By far, the most appealing part of the serial is its meta commentary about the movie business. In the comics, the Vigilante’s alter ego, Greg Sanders, works in radio. In the film, he’s a movie star, shooting singing cowboy movies when he’s not chasing after his shadowy nemesis, X-1. After a long night fighting crime, he shows up to work, where the director of his latest project doesn’t even seem to like him. “These days all you have to do is take a good-looking guy, give him a nice pair of boots, a ten gallon hat, a fancy horse and you’ve got yourself a new star!” the director says at one point. (In an even more meta touch, the director character’s played by The Vigilante’s real director, Wallace Fox.) The director keeps offering Greg a stunt double, but he refuses to use one. “I’ll do my own stunts if you don’t mind,” he says in Chapter 8 after the director proposes a particularly difficult series of stunts. “Go ahead!” Fox replies. “It’s your neck!”

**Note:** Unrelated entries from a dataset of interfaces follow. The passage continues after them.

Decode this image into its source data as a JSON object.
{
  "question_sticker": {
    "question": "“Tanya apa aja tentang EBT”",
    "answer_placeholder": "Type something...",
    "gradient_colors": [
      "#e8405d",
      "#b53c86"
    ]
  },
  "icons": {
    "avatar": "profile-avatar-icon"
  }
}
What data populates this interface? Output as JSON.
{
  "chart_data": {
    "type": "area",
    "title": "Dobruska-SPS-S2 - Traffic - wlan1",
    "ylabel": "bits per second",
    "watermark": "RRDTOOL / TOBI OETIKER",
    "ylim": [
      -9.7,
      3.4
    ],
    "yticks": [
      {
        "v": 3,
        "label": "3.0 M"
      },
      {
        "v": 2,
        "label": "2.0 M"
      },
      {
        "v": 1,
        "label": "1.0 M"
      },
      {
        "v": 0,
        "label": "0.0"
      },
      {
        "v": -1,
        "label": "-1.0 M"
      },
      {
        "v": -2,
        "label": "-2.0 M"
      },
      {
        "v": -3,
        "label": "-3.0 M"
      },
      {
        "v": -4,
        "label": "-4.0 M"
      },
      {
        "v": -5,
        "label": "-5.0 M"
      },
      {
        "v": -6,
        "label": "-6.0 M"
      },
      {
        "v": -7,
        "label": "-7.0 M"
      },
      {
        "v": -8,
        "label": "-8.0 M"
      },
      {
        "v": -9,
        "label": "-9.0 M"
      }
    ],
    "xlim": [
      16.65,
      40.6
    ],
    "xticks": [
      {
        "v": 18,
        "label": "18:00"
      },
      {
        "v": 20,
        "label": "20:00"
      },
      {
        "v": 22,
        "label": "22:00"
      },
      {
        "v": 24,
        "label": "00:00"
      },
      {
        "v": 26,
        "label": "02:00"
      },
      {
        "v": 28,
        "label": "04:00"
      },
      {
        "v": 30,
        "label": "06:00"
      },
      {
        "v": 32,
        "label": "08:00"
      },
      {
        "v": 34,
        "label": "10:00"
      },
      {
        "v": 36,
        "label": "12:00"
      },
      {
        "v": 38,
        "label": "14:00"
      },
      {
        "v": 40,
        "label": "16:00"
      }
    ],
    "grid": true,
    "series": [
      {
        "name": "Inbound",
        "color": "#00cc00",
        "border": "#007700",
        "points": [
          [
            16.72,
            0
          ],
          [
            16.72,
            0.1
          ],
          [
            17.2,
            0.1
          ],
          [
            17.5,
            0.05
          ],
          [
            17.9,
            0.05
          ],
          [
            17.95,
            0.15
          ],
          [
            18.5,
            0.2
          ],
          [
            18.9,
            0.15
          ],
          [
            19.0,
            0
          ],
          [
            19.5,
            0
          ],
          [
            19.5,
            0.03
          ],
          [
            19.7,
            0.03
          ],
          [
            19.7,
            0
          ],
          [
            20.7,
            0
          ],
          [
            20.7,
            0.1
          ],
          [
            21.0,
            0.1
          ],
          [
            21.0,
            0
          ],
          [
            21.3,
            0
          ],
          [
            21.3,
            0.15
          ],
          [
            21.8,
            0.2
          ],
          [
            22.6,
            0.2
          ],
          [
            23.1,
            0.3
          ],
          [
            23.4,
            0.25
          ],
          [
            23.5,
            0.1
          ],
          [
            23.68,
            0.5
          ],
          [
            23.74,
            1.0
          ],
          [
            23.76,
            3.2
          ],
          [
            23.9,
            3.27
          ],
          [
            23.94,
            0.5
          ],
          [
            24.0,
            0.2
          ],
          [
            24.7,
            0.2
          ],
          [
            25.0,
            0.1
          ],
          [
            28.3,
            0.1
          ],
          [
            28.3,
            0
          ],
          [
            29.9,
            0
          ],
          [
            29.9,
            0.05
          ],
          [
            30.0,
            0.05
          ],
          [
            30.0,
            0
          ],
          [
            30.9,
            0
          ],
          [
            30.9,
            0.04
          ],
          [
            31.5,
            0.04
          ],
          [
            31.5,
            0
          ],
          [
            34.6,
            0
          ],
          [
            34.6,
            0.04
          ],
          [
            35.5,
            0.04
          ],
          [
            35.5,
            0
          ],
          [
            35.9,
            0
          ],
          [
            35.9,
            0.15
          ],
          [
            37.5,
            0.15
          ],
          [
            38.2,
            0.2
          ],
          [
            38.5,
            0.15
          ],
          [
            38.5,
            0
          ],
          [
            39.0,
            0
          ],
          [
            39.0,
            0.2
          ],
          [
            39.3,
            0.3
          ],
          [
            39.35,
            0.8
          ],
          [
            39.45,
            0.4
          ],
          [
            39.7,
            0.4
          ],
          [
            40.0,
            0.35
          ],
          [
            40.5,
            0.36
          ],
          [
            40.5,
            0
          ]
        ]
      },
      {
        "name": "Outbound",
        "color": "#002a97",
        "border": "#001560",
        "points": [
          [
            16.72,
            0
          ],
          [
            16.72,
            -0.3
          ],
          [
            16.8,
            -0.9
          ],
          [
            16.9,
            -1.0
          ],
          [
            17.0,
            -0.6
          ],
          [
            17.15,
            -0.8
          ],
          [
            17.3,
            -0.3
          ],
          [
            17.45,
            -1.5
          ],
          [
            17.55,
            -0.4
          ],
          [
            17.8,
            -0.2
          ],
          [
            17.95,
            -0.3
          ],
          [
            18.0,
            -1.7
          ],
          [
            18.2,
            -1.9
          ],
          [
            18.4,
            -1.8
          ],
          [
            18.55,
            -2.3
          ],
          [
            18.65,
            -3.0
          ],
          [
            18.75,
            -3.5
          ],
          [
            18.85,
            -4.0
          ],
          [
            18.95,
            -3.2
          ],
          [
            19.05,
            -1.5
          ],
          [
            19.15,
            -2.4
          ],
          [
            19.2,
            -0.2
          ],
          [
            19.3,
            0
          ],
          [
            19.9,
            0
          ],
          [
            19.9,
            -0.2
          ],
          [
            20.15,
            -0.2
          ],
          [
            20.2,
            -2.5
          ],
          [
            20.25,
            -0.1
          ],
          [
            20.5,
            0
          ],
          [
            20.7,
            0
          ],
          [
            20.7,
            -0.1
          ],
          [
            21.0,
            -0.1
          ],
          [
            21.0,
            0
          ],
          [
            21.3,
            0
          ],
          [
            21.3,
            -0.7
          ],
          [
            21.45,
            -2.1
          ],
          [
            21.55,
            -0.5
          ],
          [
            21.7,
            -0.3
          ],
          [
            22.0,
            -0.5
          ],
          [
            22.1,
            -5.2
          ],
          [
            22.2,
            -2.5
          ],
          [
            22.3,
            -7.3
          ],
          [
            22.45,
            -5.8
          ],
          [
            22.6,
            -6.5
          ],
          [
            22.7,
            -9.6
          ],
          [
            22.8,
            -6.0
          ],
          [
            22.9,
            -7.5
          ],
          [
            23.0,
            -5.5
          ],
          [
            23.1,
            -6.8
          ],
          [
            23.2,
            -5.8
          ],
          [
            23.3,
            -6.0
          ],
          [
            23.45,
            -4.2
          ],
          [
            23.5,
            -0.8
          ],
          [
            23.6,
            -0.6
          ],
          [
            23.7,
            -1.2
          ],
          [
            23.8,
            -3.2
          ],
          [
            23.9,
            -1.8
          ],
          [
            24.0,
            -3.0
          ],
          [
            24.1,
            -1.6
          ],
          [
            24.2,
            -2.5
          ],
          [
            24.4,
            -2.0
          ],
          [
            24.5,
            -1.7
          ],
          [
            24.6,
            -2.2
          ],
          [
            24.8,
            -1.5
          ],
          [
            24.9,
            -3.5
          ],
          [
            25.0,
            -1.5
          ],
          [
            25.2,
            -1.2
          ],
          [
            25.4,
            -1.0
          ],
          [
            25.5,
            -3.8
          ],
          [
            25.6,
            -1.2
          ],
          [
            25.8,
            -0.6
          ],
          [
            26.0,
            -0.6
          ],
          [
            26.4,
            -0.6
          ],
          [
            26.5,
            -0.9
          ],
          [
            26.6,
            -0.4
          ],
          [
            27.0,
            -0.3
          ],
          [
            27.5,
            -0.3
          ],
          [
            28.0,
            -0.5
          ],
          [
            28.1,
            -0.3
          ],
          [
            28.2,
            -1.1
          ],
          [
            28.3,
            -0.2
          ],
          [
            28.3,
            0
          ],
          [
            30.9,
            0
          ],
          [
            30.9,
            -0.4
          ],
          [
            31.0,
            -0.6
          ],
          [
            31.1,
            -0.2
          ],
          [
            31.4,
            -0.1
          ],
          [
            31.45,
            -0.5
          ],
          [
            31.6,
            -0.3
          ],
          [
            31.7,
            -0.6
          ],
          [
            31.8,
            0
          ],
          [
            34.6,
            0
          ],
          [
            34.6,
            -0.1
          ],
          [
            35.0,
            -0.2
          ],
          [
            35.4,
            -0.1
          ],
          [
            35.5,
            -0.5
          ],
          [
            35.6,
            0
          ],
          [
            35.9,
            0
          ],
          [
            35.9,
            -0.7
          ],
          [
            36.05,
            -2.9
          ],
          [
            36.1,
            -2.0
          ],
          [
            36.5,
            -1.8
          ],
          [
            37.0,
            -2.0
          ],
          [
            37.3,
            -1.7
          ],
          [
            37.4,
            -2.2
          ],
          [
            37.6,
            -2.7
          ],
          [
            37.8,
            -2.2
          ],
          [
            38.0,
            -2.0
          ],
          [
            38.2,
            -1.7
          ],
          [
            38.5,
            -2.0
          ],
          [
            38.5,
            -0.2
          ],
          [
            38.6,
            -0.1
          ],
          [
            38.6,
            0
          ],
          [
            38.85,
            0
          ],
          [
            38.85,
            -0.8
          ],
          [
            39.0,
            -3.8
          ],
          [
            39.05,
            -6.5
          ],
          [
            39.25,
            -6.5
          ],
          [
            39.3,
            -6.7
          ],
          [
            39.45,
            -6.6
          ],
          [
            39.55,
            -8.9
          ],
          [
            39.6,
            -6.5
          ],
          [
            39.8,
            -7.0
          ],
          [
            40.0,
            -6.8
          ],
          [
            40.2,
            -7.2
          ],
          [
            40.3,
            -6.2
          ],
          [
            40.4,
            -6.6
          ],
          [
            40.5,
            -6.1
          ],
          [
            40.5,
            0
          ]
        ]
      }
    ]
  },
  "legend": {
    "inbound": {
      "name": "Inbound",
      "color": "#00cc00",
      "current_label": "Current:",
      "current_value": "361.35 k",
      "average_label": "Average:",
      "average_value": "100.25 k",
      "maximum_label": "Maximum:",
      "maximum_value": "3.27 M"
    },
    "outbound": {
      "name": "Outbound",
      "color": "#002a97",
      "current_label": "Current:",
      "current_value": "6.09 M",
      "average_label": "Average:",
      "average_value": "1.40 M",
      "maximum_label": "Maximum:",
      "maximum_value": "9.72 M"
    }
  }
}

These exchanges are ludicrous; no director is dumb enough to let his star break his neck, even if he thinks the guy is easily replaceable by anyone in a nice pair of boots and a ten gallon hat. At the same time, they do hint at one of the fundamental attractions of these serials: Their realistic and sometimes shockingly risky stunt work. No one went toThe Vigilante for nuanced drama or complex characters; these films were showcases for exciting action and feats of bravery. When Greg Sanders tells his director he’ll do his own stunts, he’s tacitly acknowledging the importance of authenticity to this genre.

Most of the serials in this column so far have had a big problem with cheating their cliffhangers; one chapter ends with what looks like the hero getting shot or caught in a deadly explosion and the next will reveal he jumped out of the way just in time. The Vigilante has the opposite problem. It has all these impressively treacherous-looking stunts —fights on roofs, some scary falls, a couple really sketchy car crashes — and then the resolution in almost every case is “Somehow Greg survived.” At the end of Chapter 11, Greg falls into a roaring fire; at the start of Chapter 12 he lands in the fire and hops off. At the end of Chapter 12, his car gets clipped by an oncoming train; at the start of Chapter 13, he walks out of the wreckage like it’s no big thing. This happens over and over. For a guy without any superpowers, the Vigilante sure seems indestructible.

DC Comics

Every comic-book movie in this column to date has been in black and white, but The Vigilante was the first where I acutely felt the absence of color. In the comics, Vigilante’s costume — blue tunic, red bandana, brown cowboy hat — pops off the page. In film (and in black and white), he just looks like another dude in a workshirt. Even with his motorcycle and sidekick, he doesn’t seem very special. It really makes you aware how important color was to the Golden Age of superhero comics, which were so bright and lively. The Vigilante’s bland, muddy grays just don’t do the character or his milieu justice.

Finally, if you’ll indulge me, I have a nit to pick. The name of this film is The Vigilante. The character calls himself “The Vigilante.” But he works for the U.S. government! So the Vigilante from The Vigilante is technically not a vigilante. This serial is pretty entertaining, but that detail alone makes it pretty dumb.

The Vigilante is out-of-print on home video, but you can find bootlegs on eBay.

 The Complete History of Comic-Book Movies Archive
-Adventures of Captain Marvel (1941)
-Spy Smasher (1942)
-Batman (1943)
-Captain America (1944)
-Hop Harrigan (1946)